YOUR ASSIGNMENT: In the records that come next, find every line with "report". Return those lines.
☆ ☆ ☆ ☆ ☆
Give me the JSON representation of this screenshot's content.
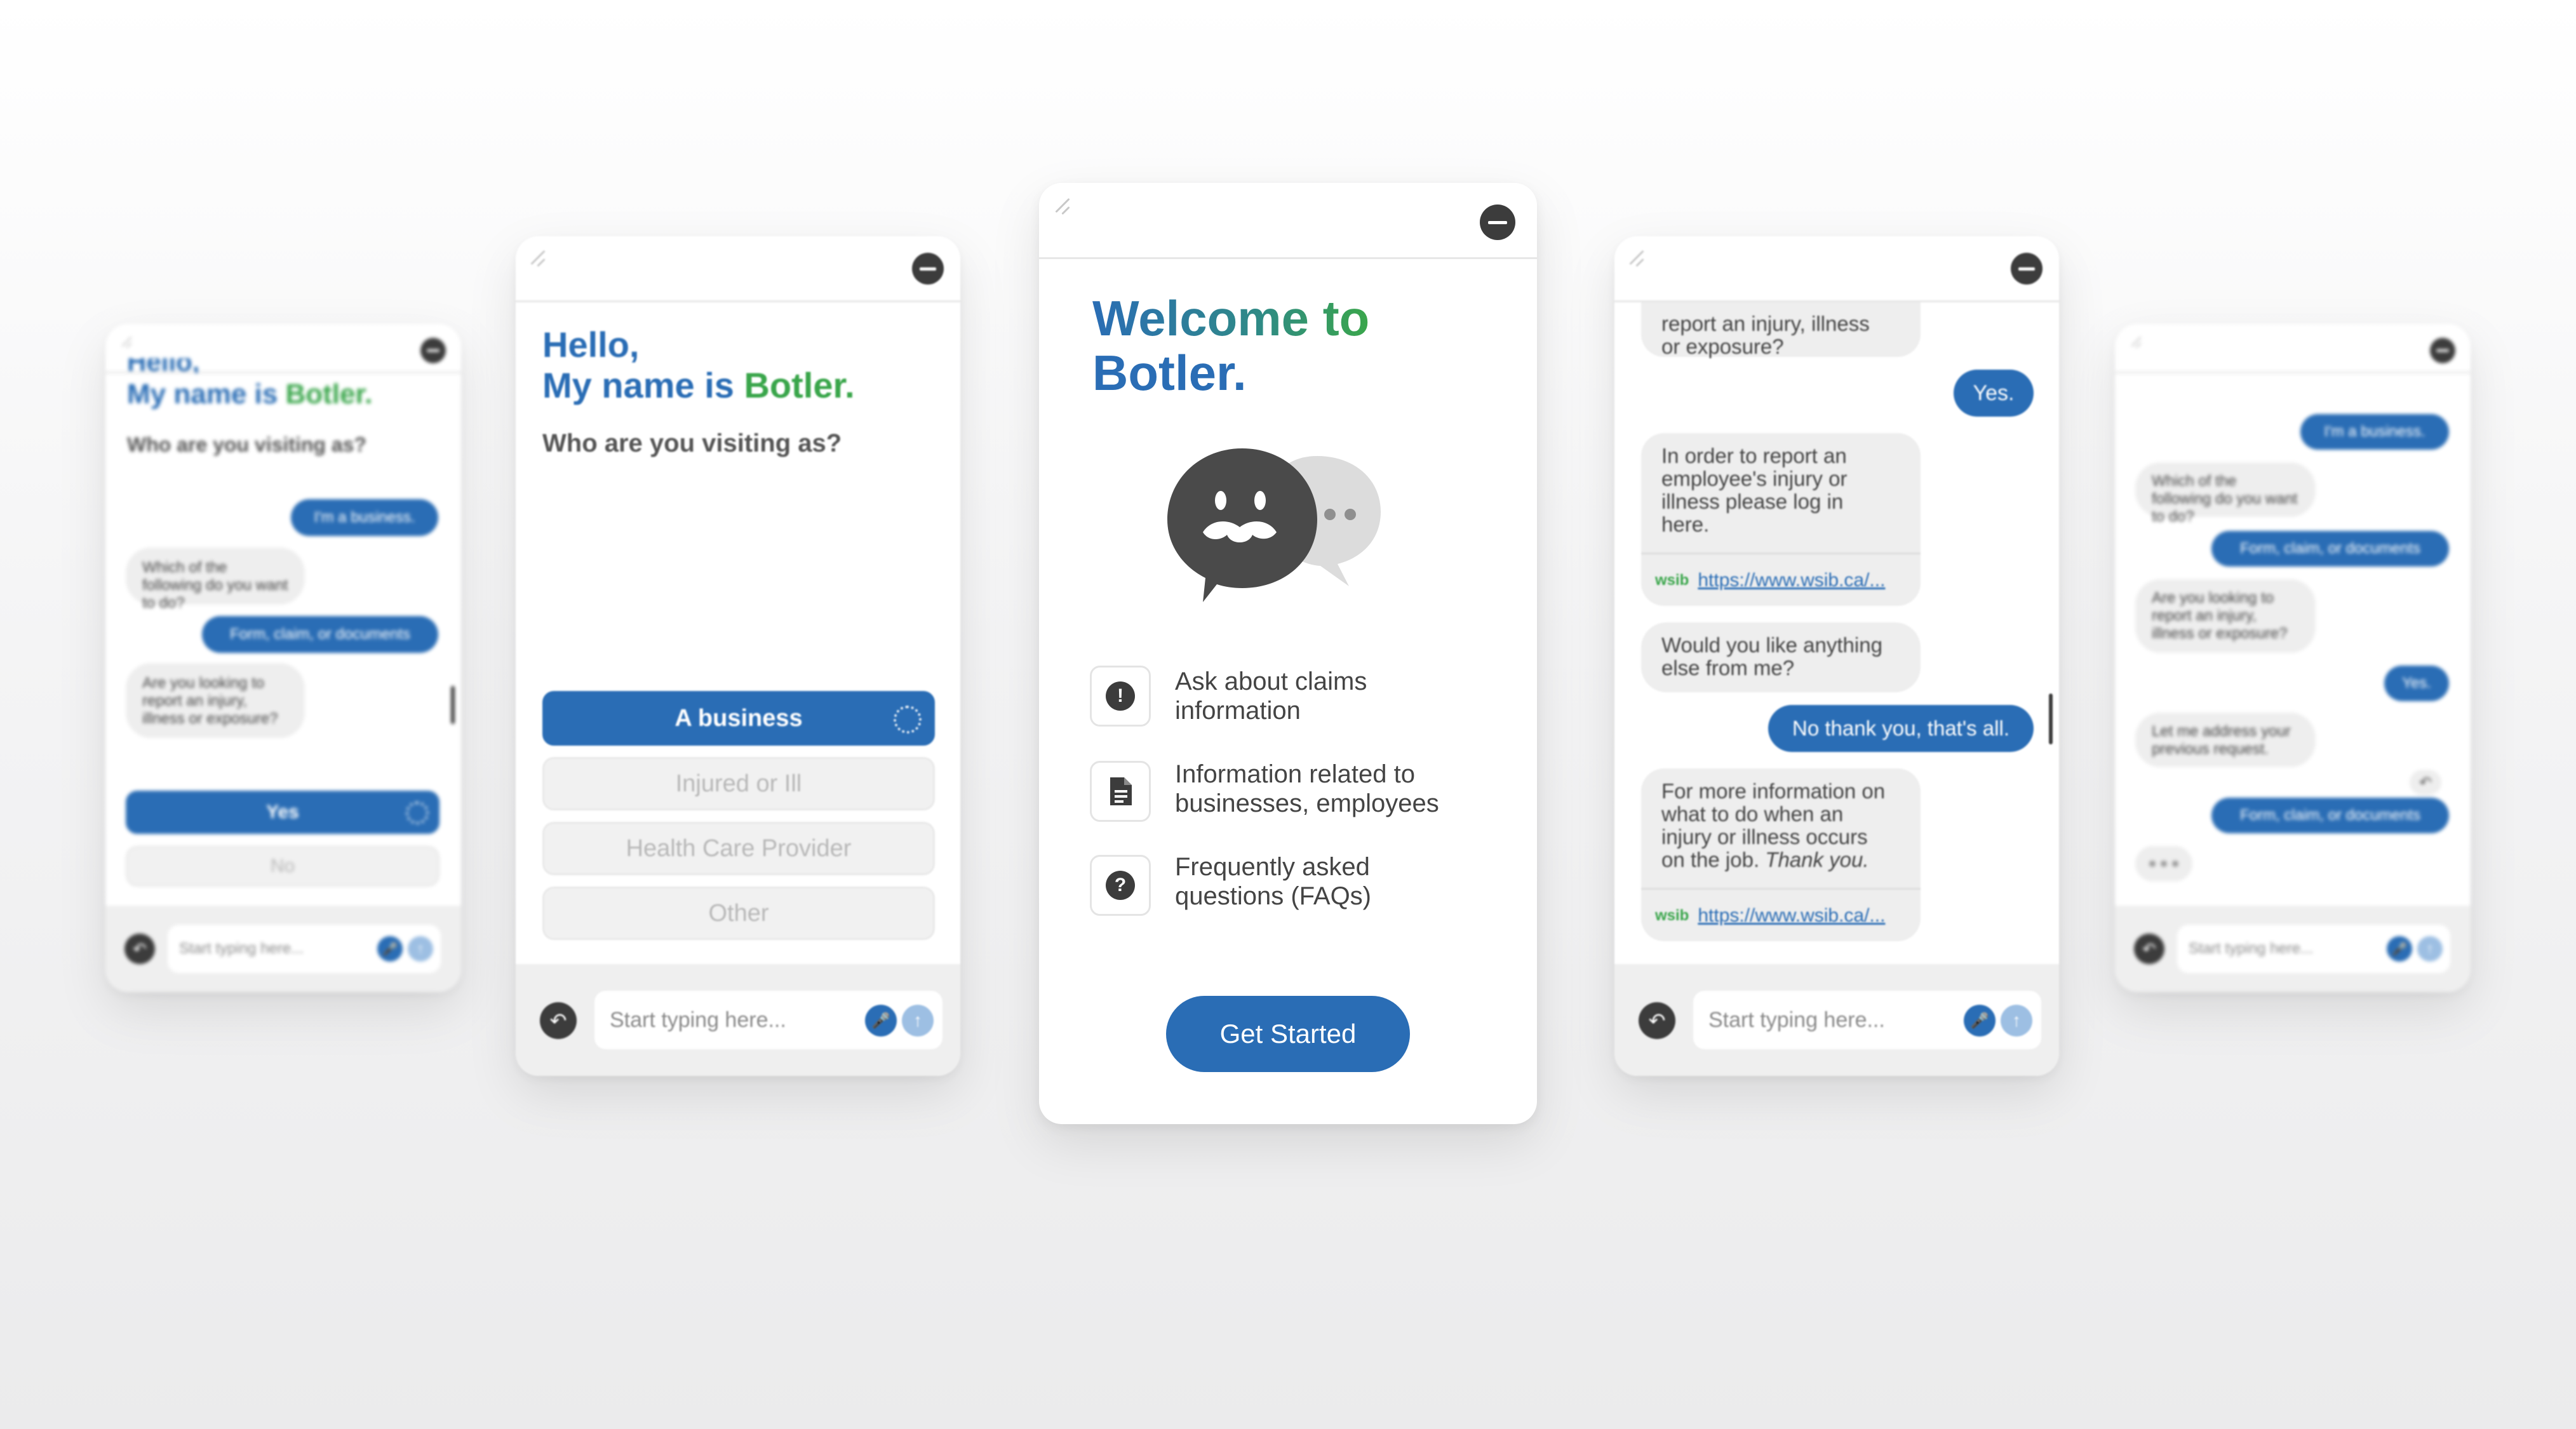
{
  "colors": {
    "primary": "#2a6db5",
    "green": "#3aa64b",
    "bubble": "#eeeeee",
    "dark": "#3c3c3c"
  },
  "common": {
    "input_placeholder": "Start typing here...",
    "link": "https://www.wsib.ca/...",
    "link_badge": "wsib"
  },
  "far_left": {
    "hello_partial": "Hello,",
    "name_prefix": "My name is ",
    "name": "Botler.",
    "question": "Who are you visiting as?",
    "messages": [
      "I'm a business.",
      "Which of the following do you want to do?",
      "Form, claim, or documents",
      "Are you looking to report an injury, illness or exposure?"
    ],
    "yes": "Yes",
    "no": "No"
  },
  "left": {
    "hello": "Hello,",
    "name_prefix": "My name is ",
    "name": "Botler.",
    "question": "Who are you visiting as?",
    "options": [
      "A business",
      "Injured or Ill",
      "Health Care Provider",
      "Other"
    ]
  },
  "center": {
    "title_line1": "Welcome to",
    "title_line2": "Botler.",
    "features": [
      {
        "icon": "exclamation-icon",
        "line1": "Ask about claims",
        "line2": "information"
      },
      {
        "icon": "document-icon",
        "line1": "Information related to",
        "line2": "businesses, employees"
      },
      {
        "icon": "question-icon",
        "line1": "Frequently asked",
        "line2": "questions (FAQs)"
      }
    ],
    "cta": "Get Started"
  },
  "right": {
    "msg0": [
      "report an injury, illness",
      "or exposure?"
    ],
    "msg1": "Yes.",
    "msg2": [
      "In order to report an",
      "employee's injury or",
      "illness please log in",
      "here."
    ],
    "msg3": [
      "Would you like anything",
      "else from me?"
    ],
    "msg4": "No thank you, that's all.",
    "msg5": [
      "For more information on",
      "what to do when an",
      "injury or illness occurs",
      "on the job."
    ],
    "msg5_italic": "Thank you."
  },
  "far_right": {
    "messages": [
      "I'm a business.",
      "Which of the following do you want to do?",
      "Form, claim, or documents",
      "Are you looking to report an injury, illness or exposure?",
      "Yes.",
      "Let me address your previous request.",
      "Form, claim, or documents"
    ]
  }
}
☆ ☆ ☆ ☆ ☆
RESULT OF THIS EXERCISE:
      "Are you looking to report an injury, illness or exposure?"
      "report an injury, illness",
      "In order to report an",
      "Are you looking to report an injury, illness or exposure?",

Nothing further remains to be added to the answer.